More and more, Battlefield as a series has been moving away from its reputation as the more pensive, immersive, anxiety-inducing, sandbox-y shooter and inching closer towards the kind of sweaty killfests that have made the Call of Duty series so popular for years. Battlefield 1’s Operations, which smushed all 64 players together in a writhing pile of violence, and Battlefield V’s Breakthrough have prioritized death and chaos over tactics and freedom. YouTubers showing off massive killstreaks have replaced those like XfactorGaming, whose thorough analyses and breakdowns of maps showed just how much thought and strategy went into not only playing on them, but making them in the first place.
I’m no slouch when it comes to FPS games, but I don’t necessarily like to play for kills. I play for the experience, and out of any mainstream multiplayer FPS series, Battlefield has always been about the experience. It’s been about hiding behind cover with my friends as shells explode nearby and bullets whiz over our heads. It’s about moving in as a squad, knowing we have one another’s backs. It’s about letting loose a torrent of suppressive fire with guns that feel like they’re going to buck right out of our hands.
It’s a tough question for designers: How do you evolve a series without alienating its longtime fans? How do you introduce new concepts without losing the spirit of what the series was in the first place? What makes a series a cohesive body of work and not just several different games with the same name? Call of Duty, Gears of War, and Halo have all struggled with this question throughout their histories.
But I don’t care about any of those games.

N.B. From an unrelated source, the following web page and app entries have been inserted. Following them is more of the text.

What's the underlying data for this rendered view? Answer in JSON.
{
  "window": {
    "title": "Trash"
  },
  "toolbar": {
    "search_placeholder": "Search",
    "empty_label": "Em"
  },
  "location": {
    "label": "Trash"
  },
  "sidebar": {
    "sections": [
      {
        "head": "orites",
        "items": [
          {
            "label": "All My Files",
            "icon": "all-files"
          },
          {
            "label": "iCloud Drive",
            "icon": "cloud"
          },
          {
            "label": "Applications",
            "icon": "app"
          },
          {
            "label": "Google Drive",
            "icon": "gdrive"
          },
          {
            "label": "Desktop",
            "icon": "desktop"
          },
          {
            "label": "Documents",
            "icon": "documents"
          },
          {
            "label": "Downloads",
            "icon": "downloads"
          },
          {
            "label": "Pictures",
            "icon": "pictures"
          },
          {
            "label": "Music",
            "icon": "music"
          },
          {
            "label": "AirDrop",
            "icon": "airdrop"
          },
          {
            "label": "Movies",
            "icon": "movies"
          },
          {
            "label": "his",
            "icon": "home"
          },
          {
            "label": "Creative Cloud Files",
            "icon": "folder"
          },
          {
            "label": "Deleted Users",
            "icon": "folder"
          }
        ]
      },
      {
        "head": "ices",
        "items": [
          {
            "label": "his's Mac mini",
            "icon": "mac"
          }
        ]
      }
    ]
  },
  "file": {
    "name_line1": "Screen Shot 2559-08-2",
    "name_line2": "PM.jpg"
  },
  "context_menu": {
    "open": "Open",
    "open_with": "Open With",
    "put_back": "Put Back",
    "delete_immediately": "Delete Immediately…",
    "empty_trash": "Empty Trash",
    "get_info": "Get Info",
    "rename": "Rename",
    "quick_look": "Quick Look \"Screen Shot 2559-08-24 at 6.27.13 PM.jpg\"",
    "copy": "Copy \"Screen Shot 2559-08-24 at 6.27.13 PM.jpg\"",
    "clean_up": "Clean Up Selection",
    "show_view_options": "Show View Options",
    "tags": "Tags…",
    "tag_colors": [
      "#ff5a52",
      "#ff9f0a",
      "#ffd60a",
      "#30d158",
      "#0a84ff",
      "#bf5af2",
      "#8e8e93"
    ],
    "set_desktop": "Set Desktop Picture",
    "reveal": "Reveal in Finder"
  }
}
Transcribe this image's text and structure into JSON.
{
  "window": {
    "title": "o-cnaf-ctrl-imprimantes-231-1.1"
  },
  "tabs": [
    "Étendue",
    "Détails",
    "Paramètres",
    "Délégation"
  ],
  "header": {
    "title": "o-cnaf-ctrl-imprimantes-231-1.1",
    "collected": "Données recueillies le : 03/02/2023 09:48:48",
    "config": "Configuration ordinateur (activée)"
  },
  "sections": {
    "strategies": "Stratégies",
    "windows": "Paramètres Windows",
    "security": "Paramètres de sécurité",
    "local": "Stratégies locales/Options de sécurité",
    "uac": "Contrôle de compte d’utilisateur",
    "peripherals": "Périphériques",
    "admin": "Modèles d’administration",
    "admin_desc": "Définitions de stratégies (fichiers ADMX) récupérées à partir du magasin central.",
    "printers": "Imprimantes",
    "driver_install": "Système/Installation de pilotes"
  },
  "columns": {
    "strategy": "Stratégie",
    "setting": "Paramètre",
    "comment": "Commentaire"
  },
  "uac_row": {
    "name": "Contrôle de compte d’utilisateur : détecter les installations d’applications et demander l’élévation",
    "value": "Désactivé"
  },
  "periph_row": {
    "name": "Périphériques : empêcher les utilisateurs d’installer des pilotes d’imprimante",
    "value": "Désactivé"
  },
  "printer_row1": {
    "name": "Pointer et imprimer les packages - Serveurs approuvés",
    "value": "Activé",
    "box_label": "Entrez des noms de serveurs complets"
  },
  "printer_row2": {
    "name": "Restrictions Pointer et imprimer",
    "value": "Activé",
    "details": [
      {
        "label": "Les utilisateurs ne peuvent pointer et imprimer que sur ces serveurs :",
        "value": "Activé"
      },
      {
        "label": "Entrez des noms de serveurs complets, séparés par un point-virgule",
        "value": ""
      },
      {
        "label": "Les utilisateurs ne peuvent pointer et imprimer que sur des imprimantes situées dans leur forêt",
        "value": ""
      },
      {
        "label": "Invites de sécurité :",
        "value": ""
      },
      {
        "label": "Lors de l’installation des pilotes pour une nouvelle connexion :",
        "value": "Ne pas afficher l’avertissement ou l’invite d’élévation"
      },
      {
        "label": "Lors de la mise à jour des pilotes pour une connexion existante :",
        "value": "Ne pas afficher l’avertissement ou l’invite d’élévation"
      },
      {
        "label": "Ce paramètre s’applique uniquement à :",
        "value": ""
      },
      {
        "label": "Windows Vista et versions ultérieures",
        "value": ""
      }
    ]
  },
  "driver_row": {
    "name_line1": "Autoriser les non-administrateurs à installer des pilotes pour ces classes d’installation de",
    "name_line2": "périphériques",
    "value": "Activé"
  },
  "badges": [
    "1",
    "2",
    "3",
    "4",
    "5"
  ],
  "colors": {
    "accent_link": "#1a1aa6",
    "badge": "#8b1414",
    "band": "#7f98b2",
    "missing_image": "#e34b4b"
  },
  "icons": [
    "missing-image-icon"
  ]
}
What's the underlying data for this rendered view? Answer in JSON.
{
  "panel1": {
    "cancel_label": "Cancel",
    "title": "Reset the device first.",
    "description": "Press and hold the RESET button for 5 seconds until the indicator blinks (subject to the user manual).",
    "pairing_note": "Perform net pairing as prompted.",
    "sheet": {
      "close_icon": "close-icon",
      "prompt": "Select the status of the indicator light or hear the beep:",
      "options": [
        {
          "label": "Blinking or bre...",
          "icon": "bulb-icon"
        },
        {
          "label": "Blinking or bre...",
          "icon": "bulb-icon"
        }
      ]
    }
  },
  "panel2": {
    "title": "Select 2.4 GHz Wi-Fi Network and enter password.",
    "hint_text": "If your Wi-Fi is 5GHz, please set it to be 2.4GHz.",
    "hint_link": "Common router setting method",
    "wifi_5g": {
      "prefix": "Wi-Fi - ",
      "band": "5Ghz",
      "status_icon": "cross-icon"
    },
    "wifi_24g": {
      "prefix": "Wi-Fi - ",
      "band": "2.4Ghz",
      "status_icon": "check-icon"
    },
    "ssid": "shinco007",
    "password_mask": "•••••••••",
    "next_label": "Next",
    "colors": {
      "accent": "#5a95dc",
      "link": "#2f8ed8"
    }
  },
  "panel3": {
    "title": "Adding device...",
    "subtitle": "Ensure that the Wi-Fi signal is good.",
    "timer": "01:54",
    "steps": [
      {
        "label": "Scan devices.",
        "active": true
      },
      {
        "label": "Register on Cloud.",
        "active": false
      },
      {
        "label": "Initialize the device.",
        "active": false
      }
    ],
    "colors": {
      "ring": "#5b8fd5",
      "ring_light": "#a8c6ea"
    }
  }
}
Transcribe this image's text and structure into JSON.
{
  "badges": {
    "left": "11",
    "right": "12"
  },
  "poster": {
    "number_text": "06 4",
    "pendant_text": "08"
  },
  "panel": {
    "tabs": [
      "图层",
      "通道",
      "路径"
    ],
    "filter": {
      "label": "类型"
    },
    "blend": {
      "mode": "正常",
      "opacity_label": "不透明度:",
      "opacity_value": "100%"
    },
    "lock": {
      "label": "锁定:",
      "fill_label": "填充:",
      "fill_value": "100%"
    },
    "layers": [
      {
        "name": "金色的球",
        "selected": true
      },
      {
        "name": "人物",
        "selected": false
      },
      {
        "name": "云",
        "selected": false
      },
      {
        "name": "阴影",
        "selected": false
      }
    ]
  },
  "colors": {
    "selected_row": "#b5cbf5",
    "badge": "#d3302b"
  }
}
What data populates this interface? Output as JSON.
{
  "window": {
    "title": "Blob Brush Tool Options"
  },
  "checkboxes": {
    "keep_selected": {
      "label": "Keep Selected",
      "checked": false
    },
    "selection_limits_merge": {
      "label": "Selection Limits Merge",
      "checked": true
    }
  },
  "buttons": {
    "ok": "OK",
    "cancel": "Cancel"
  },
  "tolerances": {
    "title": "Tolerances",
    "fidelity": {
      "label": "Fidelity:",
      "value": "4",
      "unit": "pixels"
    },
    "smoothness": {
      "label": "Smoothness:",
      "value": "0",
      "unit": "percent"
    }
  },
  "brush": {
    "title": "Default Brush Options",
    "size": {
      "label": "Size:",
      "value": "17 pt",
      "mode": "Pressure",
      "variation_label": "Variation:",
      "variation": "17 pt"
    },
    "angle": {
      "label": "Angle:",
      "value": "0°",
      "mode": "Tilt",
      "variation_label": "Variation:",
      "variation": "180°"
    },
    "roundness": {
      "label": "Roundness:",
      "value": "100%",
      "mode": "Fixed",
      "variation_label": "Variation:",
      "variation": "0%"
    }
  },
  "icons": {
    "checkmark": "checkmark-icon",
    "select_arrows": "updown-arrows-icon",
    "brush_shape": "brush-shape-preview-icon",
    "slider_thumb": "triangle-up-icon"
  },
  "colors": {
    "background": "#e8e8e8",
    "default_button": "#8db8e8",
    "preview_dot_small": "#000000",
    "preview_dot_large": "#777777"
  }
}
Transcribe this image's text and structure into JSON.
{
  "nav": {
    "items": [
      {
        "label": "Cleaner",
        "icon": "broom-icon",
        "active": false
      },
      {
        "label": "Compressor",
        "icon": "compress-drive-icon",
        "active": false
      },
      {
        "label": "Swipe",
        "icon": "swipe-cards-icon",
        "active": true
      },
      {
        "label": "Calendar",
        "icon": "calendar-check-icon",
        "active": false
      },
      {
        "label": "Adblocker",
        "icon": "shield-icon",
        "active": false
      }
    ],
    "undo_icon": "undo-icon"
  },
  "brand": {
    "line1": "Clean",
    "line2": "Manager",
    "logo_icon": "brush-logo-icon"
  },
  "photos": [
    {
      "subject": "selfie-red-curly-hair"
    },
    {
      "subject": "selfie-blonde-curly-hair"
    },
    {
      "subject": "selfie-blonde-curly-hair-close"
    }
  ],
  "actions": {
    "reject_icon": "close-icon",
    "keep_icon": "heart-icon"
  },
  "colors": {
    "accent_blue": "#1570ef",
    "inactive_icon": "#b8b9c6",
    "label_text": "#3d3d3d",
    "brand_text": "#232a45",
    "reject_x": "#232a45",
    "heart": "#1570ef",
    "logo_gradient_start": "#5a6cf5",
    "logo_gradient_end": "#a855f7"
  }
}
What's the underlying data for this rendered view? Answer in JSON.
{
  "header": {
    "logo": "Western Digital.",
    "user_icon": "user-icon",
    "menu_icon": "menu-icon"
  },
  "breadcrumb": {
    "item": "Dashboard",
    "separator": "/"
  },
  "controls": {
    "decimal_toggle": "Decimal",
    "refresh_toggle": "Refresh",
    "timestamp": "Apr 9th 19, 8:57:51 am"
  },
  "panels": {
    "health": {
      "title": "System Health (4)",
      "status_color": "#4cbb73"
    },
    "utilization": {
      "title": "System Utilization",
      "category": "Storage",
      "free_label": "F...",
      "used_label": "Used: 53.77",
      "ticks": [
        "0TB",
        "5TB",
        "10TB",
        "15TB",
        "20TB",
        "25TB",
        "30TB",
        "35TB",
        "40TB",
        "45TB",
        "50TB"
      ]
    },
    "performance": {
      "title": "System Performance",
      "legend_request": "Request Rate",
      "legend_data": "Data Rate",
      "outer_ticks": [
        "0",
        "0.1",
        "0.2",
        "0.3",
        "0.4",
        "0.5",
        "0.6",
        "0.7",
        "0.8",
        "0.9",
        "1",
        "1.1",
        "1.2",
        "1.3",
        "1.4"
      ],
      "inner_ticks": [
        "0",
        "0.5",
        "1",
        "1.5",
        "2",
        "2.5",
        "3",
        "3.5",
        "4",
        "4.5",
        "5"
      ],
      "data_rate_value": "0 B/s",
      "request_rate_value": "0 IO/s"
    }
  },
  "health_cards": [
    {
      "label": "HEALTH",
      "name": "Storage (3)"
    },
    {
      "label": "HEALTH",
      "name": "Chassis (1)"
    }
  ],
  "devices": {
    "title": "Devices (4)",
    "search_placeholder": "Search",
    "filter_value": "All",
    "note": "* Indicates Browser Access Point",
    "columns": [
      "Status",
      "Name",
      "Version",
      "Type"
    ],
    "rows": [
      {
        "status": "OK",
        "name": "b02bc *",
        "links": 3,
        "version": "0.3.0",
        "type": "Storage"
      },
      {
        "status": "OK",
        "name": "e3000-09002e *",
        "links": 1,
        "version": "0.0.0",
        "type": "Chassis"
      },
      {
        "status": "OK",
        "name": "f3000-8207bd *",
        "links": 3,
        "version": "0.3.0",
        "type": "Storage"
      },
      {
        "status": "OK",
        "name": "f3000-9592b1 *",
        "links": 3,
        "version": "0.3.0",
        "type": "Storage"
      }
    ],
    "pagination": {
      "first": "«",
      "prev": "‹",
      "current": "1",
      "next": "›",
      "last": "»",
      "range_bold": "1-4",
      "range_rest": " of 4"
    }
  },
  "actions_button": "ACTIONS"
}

I care about Battlefield. I just don’t know if Battlefield cares about me.